The Level 1 Specifications call for 99% reliability at galactic latitude > 20° from the Galactic plane, and 80% reliability between 10° and 20°. The specification indicates that completeness and reliability be calculated "per magnitude in the faintest magnitude bin." 2MASS has used the Level 1 sensitivity specification (15.0, 14.3, and 13.5 mag for 10- at J, H, and Ks, respectively) to define the faint end of the lowest bin in each waveband.
The XSC consists of two subsets, Extended Sources and Galaxies. Each candidate source was given a numeric flag, rating how extended it was and how galaxy-like it was, and sources passing a given threshold on either parameter were placed in the Catalog.
Because the goal of the XSC was to produce a reliable galaxy catalog, the Level 1 Specifications were interpreted as the galaxy reliability of the sources that exceeded the threshold for the galaxy flag. This is much more stringent than simply requiring that a source be extended. Double stars below the resolution of 2MASS are correctly picked up as extended sources, but they count as false sources for the galaxy reliability, since they are not galaxies.
Reliability is usually the hardest specification to measure, primarily due to the large variations in conditions encountered in an all-sky catalog. That is, one can analyze a subset of the data to determine its reliability, but this gives no assurance that different reliability problems do not occur elsewhere.

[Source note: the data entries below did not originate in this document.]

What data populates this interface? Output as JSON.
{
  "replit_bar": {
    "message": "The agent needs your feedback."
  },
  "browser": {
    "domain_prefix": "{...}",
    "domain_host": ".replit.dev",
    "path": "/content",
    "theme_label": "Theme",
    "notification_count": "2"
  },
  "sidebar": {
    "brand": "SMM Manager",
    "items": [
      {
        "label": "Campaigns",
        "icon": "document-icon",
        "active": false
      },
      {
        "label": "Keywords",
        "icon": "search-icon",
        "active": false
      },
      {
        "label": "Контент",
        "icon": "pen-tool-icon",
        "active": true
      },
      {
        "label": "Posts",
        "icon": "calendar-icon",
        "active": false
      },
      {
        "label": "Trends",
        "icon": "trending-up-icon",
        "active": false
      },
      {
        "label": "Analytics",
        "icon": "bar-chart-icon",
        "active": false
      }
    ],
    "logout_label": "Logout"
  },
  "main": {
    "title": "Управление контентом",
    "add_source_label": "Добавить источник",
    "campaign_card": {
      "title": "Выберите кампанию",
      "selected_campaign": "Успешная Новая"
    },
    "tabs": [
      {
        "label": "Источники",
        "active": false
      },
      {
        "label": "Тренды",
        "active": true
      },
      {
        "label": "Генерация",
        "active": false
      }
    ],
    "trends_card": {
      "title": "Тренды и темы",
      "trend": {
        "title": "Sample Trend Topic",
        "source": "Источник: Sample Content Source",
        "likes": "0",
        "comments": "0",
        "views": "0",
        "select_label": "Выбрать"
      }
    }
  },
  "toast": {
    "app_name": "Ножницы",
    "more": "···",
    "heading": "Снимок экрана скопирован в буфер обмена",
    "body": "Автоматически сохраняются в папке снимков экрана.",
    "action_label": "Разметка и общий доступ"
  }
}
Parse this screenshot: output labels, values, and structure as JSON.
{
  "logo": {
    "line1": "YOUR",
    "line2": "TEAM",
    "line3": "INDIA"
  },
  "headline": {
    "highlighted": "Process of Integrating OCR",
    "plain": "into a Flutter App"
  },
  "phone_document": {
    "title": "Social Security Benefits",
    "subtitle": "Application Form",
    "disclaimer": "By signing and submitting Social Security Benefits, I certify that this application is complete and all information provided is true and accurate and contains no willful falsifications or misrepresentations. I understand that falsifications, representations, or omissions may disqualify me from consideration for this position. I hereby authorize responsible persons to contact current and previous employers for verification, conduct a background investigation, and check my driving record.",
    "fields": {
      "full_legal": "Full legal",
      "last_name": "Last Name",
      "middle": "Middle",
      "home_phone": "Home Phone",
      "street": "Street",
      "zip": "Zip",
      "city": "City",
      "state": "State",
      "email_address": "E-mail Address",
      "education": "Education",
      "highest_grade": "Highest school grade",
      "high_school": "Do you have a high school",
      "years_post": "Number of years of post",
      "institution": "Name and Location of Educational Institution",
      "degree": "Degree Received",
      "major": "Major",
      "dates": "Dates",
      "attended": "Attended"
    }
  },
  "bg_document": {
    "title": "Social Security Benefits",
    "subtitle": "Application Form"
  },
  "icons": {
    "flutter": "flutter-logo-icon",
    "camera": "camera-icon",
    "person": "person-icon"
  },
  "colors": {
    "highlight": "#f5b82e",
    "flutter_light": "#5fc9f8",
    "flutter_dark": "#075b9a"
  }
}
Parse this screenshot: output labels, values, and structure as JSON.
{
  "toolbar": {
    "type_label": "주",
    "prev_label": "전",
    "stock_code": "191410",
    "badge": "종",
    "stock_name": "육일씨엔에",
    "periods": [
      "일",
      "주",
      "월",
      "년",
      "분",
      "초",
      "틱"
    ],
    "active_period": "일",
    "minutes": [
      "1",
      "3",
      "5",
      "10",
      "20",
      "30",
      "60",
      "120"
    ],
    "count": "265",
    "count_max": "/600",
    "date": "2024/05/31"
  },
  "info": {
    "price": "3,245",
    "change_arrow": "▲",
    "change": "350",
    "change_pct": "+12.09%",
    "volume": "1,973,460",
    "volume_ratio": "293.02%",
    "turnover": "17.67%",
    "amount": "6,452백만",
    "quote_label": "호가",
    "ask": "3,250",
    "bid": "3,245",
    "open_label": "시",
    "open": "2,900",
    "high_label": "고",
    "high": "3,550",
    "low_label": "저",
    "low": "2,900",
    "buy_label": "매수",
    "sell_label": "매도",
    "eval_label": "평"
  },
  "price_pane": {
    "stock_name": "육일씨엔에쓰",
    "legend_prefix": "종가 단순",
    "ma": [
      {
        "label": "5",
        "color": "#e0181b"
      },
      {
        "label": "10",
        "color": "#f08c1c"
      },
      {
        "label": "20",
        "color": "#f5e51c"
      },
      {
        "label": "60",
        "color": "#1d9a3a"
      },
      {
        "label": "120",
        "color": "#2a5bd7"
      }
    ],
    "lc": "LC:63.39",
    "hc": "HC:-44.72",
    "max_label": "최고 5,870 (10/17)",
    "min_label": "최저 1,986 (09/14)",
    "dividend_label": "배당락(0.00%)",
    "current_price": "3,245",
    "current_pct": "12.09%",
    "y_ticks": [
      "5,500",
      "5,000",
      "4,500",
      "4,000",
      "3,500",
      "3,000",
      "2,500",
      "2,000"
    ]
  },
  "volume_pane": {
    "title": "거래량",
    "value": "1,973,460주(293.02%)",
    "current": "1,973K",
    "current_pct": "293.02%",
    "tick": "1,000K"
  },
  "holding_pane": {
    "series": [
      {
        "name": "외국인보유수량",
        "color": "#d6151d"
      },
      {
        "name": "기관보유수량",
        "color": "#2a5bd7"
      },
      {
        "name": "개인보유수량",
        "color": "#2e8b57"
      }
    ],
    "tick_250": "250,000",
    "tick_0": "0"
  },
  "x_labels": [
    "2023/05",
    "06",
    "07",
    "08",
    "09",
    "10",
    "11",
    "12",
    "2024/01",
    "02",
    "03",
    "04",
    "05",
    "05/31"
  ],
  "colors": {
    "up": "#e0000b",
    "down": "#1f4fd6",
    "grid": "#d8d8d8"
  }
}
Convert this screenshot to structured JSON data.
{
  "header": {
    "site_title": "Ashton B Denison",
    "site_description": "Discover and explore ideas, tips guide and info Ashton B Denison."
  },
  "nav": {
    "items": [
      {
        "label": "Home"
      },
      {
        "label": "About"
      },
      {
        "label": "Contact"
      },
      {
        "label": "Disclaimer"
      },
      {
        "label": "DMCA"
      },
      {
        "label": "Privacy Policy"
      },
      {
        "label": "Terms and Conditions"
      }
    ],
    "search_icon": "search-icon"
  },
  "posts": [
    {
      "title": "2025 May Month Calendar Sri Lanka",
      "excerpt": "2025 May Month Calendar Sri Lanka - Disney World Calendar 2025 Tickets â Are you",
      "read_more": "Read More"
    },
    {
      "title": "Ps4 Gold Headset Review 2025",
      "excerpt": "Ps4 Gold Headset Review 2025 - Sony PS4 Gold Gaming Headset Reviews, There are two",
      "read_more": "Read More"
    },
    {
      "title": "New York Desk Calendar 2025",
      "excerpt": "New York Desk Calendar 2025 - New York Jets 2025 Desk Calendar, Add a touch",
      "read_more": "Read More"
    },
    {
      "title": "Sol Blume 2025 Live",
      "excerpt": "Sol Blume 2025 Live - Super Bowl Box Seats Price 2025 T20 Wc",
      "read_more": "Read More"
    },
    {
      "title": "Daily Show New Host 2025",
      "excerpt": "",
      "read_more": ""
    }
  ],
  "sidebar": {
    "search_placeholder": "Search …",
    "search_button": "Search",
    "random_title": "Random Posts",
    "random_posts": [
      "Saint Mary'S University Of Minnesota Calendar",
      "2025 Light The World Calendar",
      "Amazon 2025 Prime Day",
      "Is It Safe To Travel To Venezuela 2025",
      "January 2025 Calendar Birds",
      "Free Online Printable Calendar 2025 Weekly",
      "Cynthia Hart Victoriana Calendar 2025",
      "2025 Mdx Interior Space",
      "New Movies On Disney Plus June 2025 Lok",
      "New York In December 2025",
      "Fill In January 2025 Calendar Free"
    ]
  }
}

However, nearly one-third of the entire 2MASS XSC has been reviewed source by source by eye (see IV.5c1), with each source verified against its 2MASS image and an optical DSS image, when available. As far as we know, this produces the best reliability determination for any such large catalog at the time of the Release.
For bright sources, this reliability determination is definitive, and the entire set of sources in the XSC is virtually 100% reliable, with only a few false sources, due to missed artifacts. However, for fainter sources, a few percent of the sources cannot be definitively classified as galaxies, double stars, or misclassified single stars. Fortunately, a statistical analysis of these sources has found that at least 85% of them are most likely true galaxies. We use that minimum estimate of 85% to calculate our best estimate of the reliability below.
The reliability from visual inspection, for all sources with g_score < 1.4 (i.e., the ones that passed the "galaxy" threshold) with |b| > 25°, is as follows:
As can be seen, it is quite likely that the XSC exceeds the stringent Level 1 specifications for galaxy reliability for |b| > 20°.
Figure 1 shows the reliability vs. magnitude, ignoring the unknowns.
In addition, S. Van Dyk has compared all sources with g_score = 1 against the SDSS EDR, finding a reliability ~99% at the Level 1 specifications. This comparison is shown in Figure 2.
(The dip in the 2MASS/SDSS match rate at 8.5 to 11 mag is apparently a feature in the SDSS. The unmatched XSC sources in this range are without question galaxies, with NED counterparts, and often with spiral structure visible in the 2MASS Atlas Images. In particular, T. Jarrett has looked at every single XSC source brighter than Ks = 12 mag, and nearly every one of them is clearly a galaxy. The reliability of this set from the visual analysis is 100.0%, to one decimal place, as shown in Figure 2.)
For galactic latitudes between 10 and 20°, we significantly exceed the Level 1 specification. From the visual inspection, the reliability is well above 90% in the appropriate magnitude bins, as shown in the first plot above.
A number of other tests have been performed, including:
All of these analyses verify the high reliability of the XSC.
An analysis of the calibration field repeats was done, but the number of galaxies in the field was too small to demonstrate anything, other than consistency with the above analyses.
For more information, see I. Extended Sources: 1. XSC Reliability.
[Last Updated: 2003 Jan 31; by T. Jarrett and T. Chester]